To regulate domestic printing and copying activities, the government required all publishing houses, and printing and photocopying establishments to register their equipment. The government did not allow the publication of works on topics that were out of favor with the government, including some works of fiction.
The government continued to monitor citizens’ e-mail and internet activity. Reports indicated that the Ministry of National Security controlled the main access gateway and that several servers belonging to internet protocol addresses registered to the Ministry of Communications operated software that allowed the government to record Voice over Internet Protocol conversations, turn on cameras and microphones, and log keystrokes. The authorities blocked access to websites they considered sensitive, including YouTube, Twitter, and Facebook, as well as virtual private network connections, including those of diplomatic missions.
According to the International Telecommunication Union, approximately 5 percent of the population used the internet, although state media reported a fourfold increase of usage from 2014. The percentage of the population that accessed the internet via cell phones reportedly was significantly higher, although official estimates were not available.
Academic Freedom and Cultural Events
The government did not tolerate criticism of government policy or the president in academic circles and curtailed research in areas it considered politically sensitive, such as comparative law, history, ethnic relations, and theology.
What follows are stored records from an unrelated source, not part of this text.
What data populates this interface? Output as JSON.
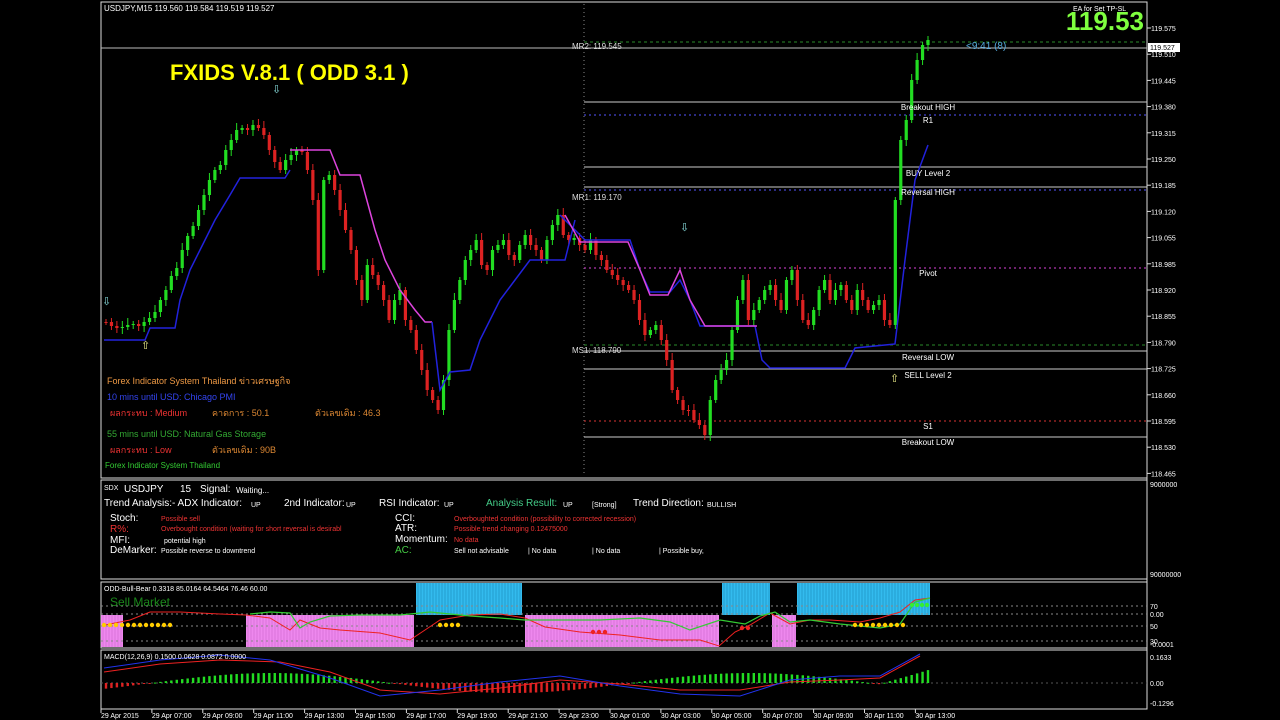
{
  "window": {
    "symbol_bar": "USDJPY,M15  119.560 119.584 119.519 119.527",
    "ea_label": "EA for Set TP-SL",
    "big_price": "119.53",
    "timer": "<9:41 (8)"
  },
  "main": {
    "title": "FXIDS V.8.1   ( ODD 3.1 )",
    "levels": {
      "mr2": "MR2: 119.545",
      "mr1": "MR1: 119.170",
      "ms1": "MS1: 118.790",
      "breakout_high": "Breakout HIGH",
      "r1": "R1",
      "buy_level2": "BUY Level 2",
      "reversal_high": "Reversal HIGH",
      "pivot": "Pivot",
      "reversal_low": "Reversal LOW",
      "sell_level2": "SELL Level 2",
      "s1": "S1",
      "breakout_low": "Breakout LOW"
    },
    "info": {
      "system_name": "Forex  Indicator System Thailand ข่าวเศรษฐกิจ",
      "news1": "10 mins until USD: Chicago PMI",
      "news1_impact": "ผลกระทบ : Medium",
      "news1_forecast": "คาดการ : 50.1",
      "news1_previous": "ตัวเลขเดิม : 46.3",
      "news2": "55 mins until USD: Natural Gas Storage",
      "news2_impact": "ผลกระทบ : Low",
      "news2_previous": "ตัวเลขเดิม : 90B",
      "footer": "Forex  Indicator System Thailand"
    },
    "price_scale": [
      "119.575",
      "119.510",
      "119.445",
      "119.380",
      "119.315",
      "119.250",
      "119.185",
      "119.120",
      "119.055",
      "118.985",
      "118.920",
      "118.855",
      "118.790",
      "118.725",
      "118.660",
      "118.595",
      "118.530",
      "118.465"
    ],
    "current_price_tag": "119.527"
  },
  "sdx": {
    "label": "SDX",
    "pair": "USDJPY",
    "tf": "15",
    "signal_label": "Signal:",
    "signal_value": "Waiting...",
    "scale_top": "9000000",
    "scale_bottom": "90000000",
    "trend_analysis": "Trend Analysis:-  ADX Indicator:",
    "adx_val": "UP",
    "second_ind": "2nd Indicator:",
    "second_val": "UP",
    "rsi_ind": "RSI Indicator:",
    "rsi_val": "UP",
    "analysis_result": "Analysis Result:",
    "analysis_val": "UP",
    "strong": "[Strong]",
    "trend_direction": "Trend Direction:",
    "trend_val": "BULLISH",
    "stoch_k": "Stoch:",
    "stoch_v": "Possible sell",
    "r_k": "R%:",
    "r_v": "Overbought condition (waiting for short reversal is desirabl",
    "mfi_k": "MFI:",
    "mfi_v": "potential high",
    "dem_k": "DeMarker:",
    "dem_v": "Possible reverse to downtrend",
    "cci_k": "CCI:",
    "cci_v": "Overboughted condition (possibility to corrected recession)",
    "atr_k": "ATR:",
    "atr_v": "Possible trend changing 0.12475000",
    "mom_k": "Momentum:",
    "mom_v": "No data",
    "ac_k": "AC:",
    "ac_v1": "Sell not advisable",
    "ac_v2": "| No data",
    "ac_v3": "| No data",
    "ac_v4": "| Possible buy,"
  },
  "odd": {
    "label": "ODD-Bull-Bear 0.3318 85.0164 64.5464 76.46 60.00",
    "overlay": "Sell Market",
    "scale": [
      "70",
      "0.00",
      "50",
      "30",
      "-0.0001"
    ]
  },
  "macd": {
    "label": "MACD(12,26,9) 0.1500 0.0628 0.0872 0.0000",
    "scale": [
      "0.1633",
      "0.00",
      "-0.1296"
    ]
  },
  "time_axis": [
    "29 Apr 2015",
    "29 Apr 07:00",
    "29 Apr 09:00",
    "29 Apr 11:00",
    "29 Apr 13:00",
    "29 Apr 15:00",
    "29 Apr 17:00",
    "29 Apr 19:00",
    "29 Apr 21:00",
    "29 Apr 23:00",
    "30 Apr 01:00",
    "30 Apr 03:00",
    "30 Apr 05:00",
    "30 Apr 07:00",
    "30 Apr 09:00",
    "30 Apr 11:00",
    "30 Apr 13:00"
  ],
  "colors": {
    "bull": "#22dd22",
    "bear": "#dd2222",
    "magenta": "#dd44dd",
    "blue": "#2222dd",
    "yellow": "#ffff00",
    "cyan": "#33bbee",
    "pink": "#ee88ee"
  }
}
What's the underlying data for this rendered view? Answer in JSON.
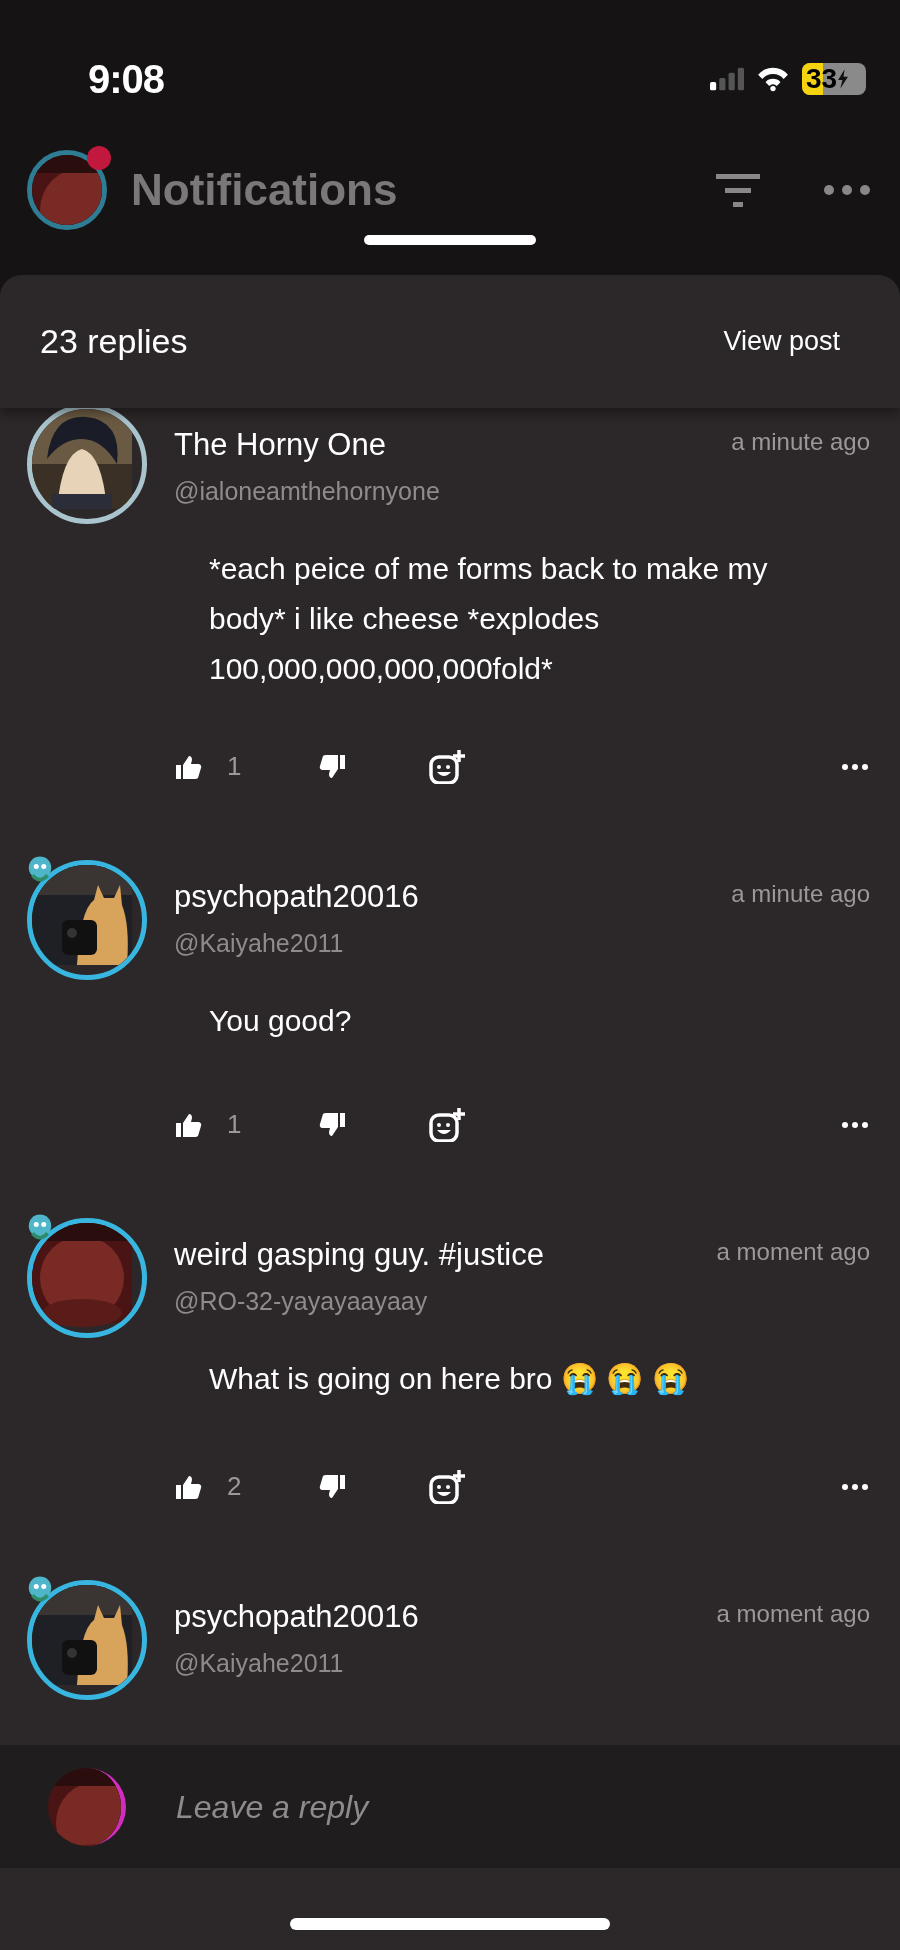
{
  "status_bar": {
    "time": "9:08",
    "battery": "33"
  },
  "header": {
    "title": "Notifications",
    "unread_dot": true
  },
  "sheet": {
    "count": "23 replies",
    "view_post": "View post"
  },
  "comments": [
    {
      "name": "The Horny One",
      "handle": "@ialoneamthehornyone",
      "time": "a minute ago",
      "body": "*each peice of me forms back to make my body* i like cheese *explodes 100,000,000,000,000fold*",
      "likes": "1",
      "color": "#a9c4cc",
      "sticker": false
    },
    {
      "name": "psychopath20016",
      "handle": "@Kaiyahe2011",
      "time": "a minute ago",
      "body": "You good?",
      "likes": "1",
      "color": "#38b6e0",
      "sticker": true
    },
    {
      "name": "weird gasping guy. #justice",
      "handle": "@RO-32-yayayaayaay",
      "time": "a moment ago",
      "body": "What is going on here bro 😭 😭 😭",
      "likes": "2",
      "color": "#38b6e0",
      "sticker": true
    },
    {
      "name": "psychopath20016",
      "handle": "@Kaiyahe2011",
      "time": "a moment ago",
      "color": "#38b6e0",
      "sticker": true
    }
  ],
  "reply_bar": {
    "placeholder": "Leave a reply"
  }
}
In February a presidential decree established procedures for the government to certify foreign diplomas. In order to have foreign diplomas formally recognized, graduates must complete an application, submit information on their family history for three generations, and pass regular Turkmen university graduation exams related to their majors. Due to this extensive process, many graduates of foreign universities reported they were unable to certify their diplomas with authorities at the Ministry of Education, making them ineligible for employment at state agencies. Some reported that ministry officials demanded bribes to allow certification of their diplomas.
The government strictly controlled the production of plays and performances in state theaters, and these were severely limited. Authorities also strictly controlled film screenings and limited viewings to approved films dubbed or subtitled in Turkmen, unless sponsored by a foreign embassy.
The Ministry of Culture censored and monitored all public exhibitions, including music, art, and cultural events.